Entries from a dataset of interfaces
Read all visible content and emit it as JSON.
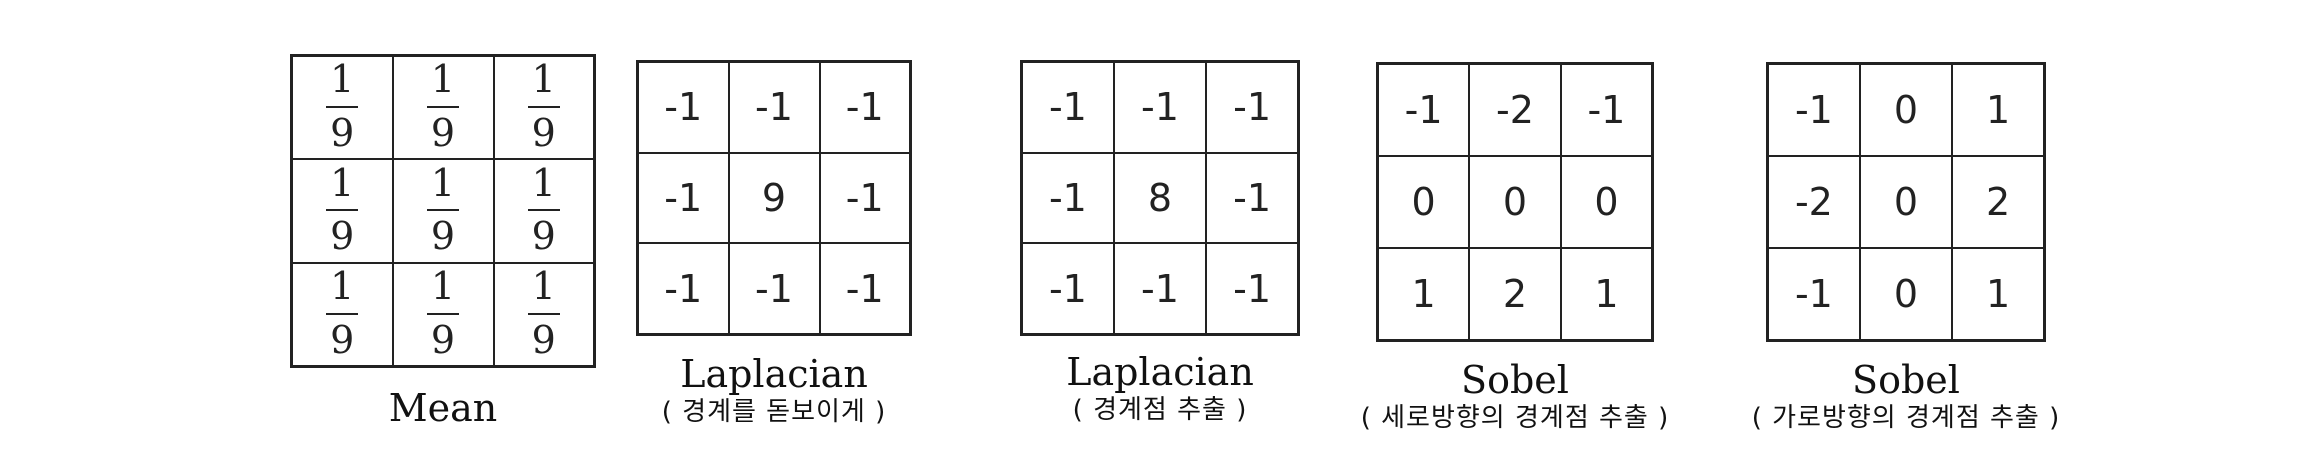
{
  "kernels": [
    {
      "name": "Mean",
      "subtitle": "",
      "rows": [
        [
          {
            "num": "1",
            "den": "9"
          },
          {
            "num": "1",
            "den": "9"
          },
          {
            "num": "1",
            "den": "9"
          }
        ],
        [
          {
            "num": "1",
            "den": "9"
          },
          {
            "num": "1",
            "den": "9"
          },
          {
            "num": "1",
            "den": "9"
          }
        ],
        [
          {
            "num": "1",
            "den": "9"
          },
          {
            "num": "1",
            "den": "9"
          },
          {
            "num": "1",
            "den": "9"
          }
        ]
      ]
    },
    {
      "name": "Laplacian",
      "subtitle": "( 경계를 돋보이게 )",
      "rows": [
        [
          "-1",
          "-1",
          "-1"
        ],
        [
          "-1",
          "9",
          "-1"
        ],
        [
          "-1",
          "-1",
          "-1"
        ]
      ]
    },
    {
      "name": "Laplacian",
      "subtitle": "( 경계점 추출 )",
      "rows": [
        [
          "-1",
          "-1",
          "-1"
        ],
        [
          "-1",
          "8",
          "-1"
        ],
        [
          "-1",
          "-1",
          "-1"
        ]
      ]
    },
    {
      "name": "Sobel",
      "subtitle": "( 세로방향의 경계점 추출 )",
      "rows": [
        [
          "-1",
          "-2",
          "-1"
        ],
        [
          "0",
          "0",
          "0"
        ],
        [
          "1",
          "2",
          "1"
        ]
      ]
    },
    {
      "name": "Sobel",
      "subtitle": "( 가로방향의 경계점 추출 )",
      "rows": [
        [
          "-1",
          "0",
          "1"
        ],
        [
          "-2",
          "0",
          "2"
        ],
        [
          "-1",
          "0",
          "1"
        ]
      ]
    }
  ]
}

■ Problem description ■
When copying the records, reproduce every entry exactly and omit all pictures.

■ The answer ■
Read all visible content and emit it as JSON.
{
  "kernels": [
    {
      "name": "Mean",
      "subtitle": "",
      "rows": [
        [
          {
            "num": "1",
            "den": "9"
          },
          {
            "num": "1",
            "den": "9"
          },
          {
            "num": "1",
            "den": "9"
          }
        ],
        [
          {
            "num": "1",
            "den": "9"
          },
          {
            "num": "1",
            "den": "9"
          },
          {
            "num": "1",
            "den": "9"
          }
        ],
        [
          {
            "num": "1",
            "den": "9"
          },
          {
            "num": "1",
            "den": "9"
          },
          {
            "num": "1",
            "den": "9"
          }
        ]
      ]
    },
    {
      "name": "Laplacian",
      "subtitle": "( 경계를 돋보이게 )",
      "rows": [
        [
          "-1",
          "-1",
          "-1"
        ],
        [
          "-1",
          "9",
          "-1"
        ],
        [
          "-1",
          "-1",
          "-1"
        ]
      ]
    },
    {
      "name": "Laplacian",
      "subtitle": "( 경계점 추출 )",
      "rows": [
        [
          "-1",
          "-1",
          "-1"
        ],
        [
          "-1",
          "8",
          "-1"
        ],
        [
          "-1",
          "-1",
          "-1"
        ]
      ]
    },
    {
      "name": "Sobel",
      "subtitle": "( 세로방향의 경계점 추출 )",
      "rows": [
        [
          "-1",
          "-2",
          "-1"
        ],
        [
          "0",
          "0",
          "0"
        ],
        [
          "1",
          "2",
          "1"
        ]
      ]
    },
    {
      "name": "Sobel",
      "subtitle": "( 가로방향의 경계점 추출 )",
      "rows": [
        [
          "-1",
          "0",
          "1"
        ],
        [
          "-2",
          "0",
          "2"
        ],
        [
          "-1",
          "0",
          "1"
        ]
      ]
    }
  ]
}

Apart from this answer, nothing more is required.